Evidence from research suggests that part of the predisposition to and maintenance of anorexia nervosa (AN) lies in the neural template underlying emotional and information processing.

The typical neuropsychological profile seen in people with AN is marked by strengths as well as weaknesses. The strengths include superiority on tasks that require directed analytic effort.

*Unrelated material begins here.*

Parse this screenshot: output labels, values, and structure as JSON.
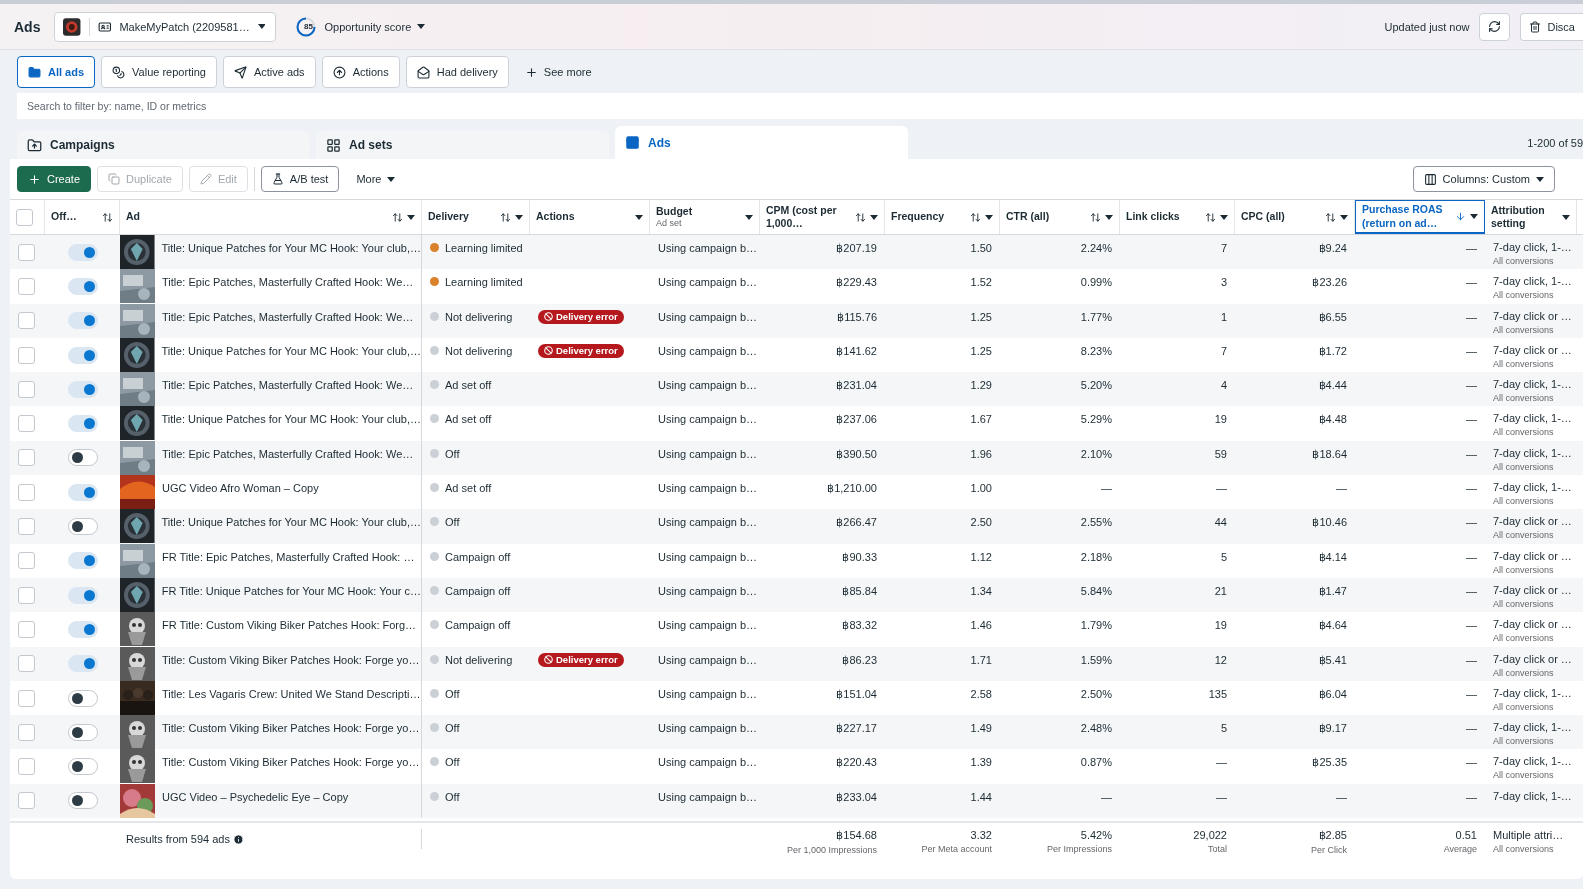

However, relative weakness is found in tasks which involve flexibility/set shifting skills, which require the inhibition/unlearning of previous stimulus-response associations and a change to newly defined associations.

The topics covered in the workshop include:

  • Hypothesis driven approach provides experimental evidence and allows the mapping of cognitive processes in AN
  • Research evidence bridged to specific strategies for treatment
  • Development of pre-treatment package for the inpatient programme encompasses a 10 session intervention comprising of cognitive exercises delivered in a motivational fashion
  • Results of a case series and randomized treatment trials using the aforementioned intervention

Cognitive Remediation and Emotion Skills Training (CREST)

CREST, a brief adjunct intervention, was developed for inpatients with Anorexia Nervosa (AN). We will share research evidence, clinical experience and evaluation of the work about the CREST.

The topics covered in the workshop include:

  • Coaching emotional processes
  • How CREST can support family work for people with eating disorders and their loved ones
  • CREST individual case study incorporating CBT formulation and interventions
  • Emotions Group: Delivering CREST in a group format for adults
  • Young people’s and clinicians experience of Cognitive Emotion Skills Training (CREST-GYP) in inpatient care

You are welcome to attend either day at a cost of £100 or both days at a cost of £200. Attendees will receive 4 CPD accredited points per day.

We will be recording the conference. 

At this event

Kate Tchanturia

Professor of Psychology in Eating Disorders